• What the task requires
Only lines containing "JSON" belong in the answer, each copied from the entries below.
━━━━
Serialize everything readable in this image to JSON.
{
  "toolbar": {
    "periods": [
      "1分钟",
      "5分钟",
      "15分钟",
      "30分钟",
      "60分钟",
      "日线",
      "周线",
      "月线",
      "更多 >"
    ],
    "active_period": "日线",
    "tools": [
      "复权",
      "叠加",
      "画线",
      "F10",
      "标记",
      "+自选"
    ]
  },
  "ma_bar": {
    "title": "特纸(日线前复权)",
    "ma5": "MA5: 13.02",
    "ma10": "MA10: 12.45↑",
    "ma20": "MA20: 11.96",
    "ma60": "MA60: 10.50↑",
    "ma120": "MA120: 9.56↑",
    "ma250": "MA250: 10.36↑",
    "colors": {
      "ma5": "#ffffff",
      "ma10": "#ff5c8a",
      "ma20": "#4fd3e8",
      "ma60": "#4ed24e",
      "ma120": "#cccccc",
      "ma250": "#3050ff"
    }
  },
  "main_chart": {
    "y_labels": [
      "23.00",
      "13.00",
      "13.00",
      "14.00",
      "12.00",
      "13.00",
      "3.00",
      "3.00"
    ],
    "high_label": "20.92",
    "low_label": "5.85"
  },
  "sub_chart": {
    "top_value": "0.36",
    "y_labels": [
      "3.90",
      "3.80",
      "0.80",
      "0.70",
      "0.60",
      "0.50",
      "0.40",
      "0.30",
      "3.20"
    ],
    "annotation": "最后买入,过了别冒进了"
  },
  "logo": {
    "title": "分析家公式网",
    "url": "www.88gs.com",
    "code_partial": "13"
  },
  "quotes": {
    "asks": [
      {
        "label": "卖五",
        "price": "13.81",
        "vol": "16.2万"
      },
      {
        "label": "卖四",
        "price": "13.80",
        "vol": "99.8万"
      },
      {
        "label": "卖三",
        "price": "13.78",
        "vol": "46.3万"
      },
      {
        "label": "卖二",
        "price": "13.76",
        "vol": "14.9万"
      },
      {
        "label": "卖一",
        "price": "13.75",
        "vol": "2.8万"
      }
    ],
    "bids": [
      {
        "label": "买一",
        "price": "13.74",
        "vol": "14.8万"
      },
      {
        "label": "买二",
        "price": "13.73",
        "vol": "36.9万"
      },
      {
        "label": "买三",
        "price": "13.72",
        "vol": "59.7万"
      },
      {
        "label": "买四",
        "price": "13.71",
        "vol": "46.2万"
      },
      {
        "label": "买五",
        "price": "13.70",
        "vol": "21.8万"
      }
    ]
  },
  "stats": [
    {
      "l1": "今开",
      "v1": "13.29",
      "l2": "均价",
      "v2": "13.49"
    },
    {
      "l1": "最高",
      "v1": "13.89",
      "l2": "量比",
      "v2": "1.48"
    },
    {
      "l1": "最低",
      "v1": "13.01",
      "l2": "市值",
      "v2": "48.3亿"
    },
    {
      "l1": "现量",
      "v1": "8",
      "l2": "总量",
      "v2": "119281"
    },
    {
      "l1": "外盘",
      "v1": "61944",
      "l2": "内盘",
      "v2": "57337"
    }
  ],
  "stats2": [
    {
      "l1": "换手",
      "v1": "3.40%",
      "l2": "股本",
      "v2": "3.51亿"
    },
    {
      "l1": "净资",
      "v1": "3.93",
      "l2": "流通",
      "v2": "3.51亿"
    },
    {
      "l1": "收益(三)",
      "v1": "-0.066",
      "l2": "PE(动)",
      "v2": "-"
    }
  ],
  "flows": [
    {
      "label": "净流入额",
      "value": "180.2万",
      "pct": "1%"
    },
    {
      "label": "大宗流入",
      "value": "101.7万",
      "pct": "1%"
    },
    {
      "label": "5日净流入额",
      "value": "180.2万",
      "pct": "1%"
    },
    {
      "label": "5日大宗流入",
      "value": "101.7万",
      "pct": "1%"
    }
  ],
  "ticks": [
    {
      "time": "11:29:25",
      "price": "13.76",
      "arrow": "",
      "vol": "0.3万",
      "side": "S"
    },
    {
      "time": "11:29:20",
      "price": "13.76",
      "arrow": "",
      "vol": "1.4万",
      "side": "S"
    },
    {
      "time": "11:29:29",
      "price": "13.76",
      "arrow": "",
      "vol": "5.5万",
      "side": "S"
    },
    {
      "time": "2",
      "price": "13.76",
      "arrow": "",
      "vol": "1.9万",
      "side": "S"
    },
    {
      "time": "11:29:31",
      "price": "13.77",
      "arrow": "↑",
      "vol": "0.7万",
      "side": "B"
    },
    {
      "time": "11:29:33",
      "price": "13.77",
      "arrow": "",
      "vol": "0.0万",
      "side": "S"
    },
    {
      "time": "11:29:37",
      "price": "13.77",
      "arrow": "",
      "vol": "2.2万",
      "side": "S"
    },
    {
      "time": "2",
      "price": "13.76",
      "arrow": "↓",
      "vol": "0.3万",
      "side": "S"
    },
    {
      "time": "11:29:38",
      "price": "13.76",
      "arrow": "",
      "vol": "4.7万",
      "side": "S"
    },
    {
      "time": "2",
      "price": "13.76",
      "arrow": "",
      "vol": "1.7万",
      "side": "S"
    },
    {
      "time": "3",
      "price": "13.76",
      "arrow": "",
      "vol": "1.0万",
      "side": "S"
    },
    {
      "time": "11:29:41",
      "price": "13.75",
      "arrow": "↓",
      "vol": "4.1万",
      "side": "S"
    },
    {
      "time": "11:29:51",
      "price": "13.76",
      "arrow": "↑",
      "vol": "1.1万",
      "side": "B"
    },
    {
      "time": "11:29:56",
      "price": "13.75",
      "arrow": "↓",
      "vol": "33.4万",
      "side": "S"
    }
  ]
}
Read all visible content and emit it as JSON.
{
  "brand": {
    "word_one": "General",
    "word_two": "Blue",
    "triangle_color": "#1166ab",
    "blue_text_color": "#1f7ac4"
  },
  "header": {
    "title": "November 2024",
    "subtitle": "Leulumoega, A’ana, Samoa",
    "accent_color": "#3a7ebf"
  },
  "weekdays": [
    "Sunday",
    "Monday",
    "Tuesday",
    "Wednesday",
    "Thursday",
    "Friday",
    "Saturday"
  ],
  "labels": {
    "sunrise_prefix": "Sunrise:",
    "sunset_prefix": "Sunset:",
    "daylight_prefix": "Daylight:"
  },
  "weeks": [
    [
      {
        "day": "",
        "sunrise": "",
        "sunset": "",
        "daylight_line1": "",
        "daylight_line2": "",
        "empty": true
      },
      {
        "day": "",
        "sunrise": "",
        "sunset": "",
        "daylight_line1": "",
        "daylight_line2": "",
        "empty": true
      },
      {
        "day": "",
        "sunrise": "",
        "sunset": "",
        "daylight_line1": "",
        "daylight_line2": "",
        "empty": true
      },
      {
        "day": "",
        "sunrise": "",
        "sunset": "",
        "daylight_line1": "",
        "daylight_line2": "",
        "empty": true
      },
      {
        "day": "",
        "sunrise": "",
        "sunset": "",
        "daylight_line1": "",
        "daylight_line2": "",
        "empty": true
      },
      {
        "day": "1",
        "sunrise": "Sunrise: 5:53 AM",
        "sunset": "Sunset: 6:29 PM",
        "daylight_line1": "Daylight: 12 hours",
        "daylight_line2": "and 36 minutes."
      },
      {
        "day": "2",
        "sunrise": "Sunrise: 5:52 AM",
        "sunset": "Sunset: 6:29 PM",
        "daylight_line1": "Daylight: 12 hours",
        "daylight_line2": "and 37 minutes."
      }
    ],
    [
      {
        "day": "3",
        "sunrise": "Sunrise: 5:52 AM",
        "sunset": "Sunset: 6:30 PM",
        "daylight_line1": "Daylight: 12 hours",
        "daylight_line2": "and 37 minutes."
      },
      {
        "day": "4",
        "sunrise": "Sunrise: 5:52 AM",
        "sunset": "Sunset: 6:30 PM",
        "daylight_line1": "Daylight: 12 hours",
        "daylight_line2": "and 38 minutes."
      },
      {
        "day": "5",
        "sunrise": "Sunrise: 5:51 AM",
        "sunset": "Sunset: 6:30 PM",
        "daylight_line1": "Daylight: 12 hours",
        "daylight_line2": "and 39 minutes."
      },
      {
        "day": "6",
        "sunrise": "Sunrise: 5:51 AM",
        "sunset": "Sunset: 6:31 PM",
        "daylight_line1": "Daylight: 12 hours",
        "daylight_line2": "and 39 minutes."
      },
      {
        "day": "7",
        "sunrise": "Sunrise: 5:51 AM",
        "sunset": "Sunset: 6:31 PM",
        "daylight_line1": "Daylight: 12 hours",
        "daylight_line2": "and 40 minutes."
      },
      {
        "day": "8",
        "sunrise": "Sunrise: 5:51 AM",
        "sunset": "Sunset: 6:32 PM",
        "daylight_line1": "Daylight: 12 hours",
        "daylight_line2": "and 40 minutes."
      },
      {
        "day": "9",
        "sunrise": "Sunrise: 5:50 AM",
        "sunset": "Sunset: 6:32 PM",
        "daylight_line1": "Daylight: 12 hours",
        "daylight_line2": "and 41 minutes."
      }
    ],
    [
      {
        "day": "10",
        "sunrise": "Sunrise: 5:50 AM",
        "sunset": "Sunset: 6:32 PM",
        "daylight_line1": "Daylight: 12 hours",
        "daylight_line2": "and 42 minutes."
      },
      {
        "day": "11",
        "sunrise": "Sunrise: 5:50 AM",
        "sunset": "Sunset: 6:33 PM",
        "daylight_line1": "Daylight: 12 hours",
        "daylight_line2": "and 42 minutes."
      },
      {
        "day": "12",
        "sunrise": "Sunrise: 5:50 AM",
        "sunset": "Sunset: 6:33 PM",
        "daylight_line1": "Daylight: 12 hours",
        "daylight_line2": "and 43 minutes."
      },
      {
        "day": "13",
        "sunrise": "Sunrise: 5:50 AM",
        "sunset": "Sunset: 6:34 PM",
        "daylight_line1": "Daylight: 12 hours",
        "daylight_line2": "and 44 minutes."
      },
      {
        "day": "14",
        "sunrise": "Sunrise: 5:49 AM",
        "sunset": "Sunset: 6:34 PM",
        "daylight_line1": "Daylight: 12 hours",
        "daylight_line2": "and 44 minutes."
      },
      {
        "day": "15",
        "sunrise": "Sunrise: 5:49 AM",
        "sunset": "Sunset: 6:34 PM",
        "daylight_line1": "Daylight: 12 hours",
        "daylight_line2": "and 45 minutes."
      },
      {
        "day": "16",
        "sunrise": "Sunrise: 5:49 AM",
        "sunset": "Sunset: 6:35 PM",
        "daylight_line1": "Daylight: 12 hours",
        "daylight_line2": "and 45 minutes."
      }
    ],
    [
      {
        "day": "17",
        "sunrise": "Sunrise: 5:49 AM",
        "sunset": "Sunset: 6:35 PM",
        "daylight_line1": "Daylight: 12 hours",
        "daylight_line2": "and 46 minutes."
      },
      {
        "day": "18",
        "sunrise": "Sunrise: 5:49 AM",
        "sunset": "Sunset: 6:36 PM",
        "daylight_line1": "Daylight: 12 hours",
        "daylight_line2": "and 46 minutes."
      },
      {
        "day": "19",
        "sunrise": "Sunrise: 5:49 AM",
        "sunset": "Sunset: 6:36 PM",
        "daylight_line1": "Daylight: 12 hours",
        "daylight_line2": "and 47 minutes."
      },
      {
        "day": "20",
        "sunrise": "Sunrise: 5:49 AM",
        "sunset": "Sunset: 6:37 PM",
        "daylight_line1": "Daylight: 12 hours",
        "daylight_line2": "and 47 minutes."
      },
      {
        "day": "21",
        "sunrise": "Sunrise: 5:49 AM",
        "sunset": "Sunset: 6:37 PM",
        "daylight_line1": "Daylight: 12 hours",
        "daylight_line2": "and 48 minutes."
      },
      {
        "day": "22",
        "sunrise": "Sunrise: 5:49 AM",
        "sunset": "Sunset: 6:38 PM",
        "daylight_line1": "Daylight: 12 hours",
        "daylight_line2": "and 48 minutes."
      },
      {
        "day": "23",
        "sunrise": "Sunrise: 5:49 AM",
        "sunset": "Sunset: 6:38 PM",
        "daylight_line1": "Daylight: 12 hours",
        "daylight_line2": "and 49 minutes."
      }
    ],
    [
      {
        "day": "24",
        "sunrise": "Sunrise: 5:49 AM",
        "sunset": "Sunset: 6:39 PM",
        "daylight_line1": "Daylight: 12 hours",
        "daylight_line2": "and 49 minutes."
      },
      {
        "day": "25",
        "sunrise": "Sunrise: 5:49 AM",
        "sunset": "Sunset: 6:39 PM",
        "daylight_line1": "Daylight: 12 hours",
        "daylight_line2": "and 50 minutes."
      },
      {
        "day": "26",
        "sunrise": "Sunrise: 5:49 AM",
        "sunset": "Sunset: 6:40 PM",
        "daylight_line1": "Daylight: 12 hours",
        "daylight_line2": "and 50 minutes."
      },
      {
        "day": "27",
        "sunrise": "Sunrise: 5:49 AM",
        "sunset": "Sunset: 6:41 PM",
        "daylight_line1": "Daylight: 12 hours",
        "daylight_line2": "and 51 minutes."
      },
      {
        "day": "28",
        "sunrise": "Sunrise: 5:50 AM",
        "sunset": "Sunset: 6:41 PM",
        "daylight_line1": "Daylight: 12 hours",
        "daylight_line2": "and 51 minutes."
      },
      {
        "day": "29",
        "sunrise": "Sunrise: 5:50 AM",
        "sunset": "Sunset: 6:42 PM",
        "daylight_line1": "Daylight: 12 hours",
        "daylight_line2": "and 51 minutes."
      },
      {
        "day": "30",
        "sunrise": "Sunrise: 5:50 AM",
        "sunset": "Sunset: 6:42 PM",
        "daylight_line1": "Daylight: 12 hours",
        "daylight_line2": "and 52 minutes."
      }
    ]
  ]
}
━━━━
• Solution for this task
Serialize everything readable in this image to JSON.
Read all visible content and emit it as JSON.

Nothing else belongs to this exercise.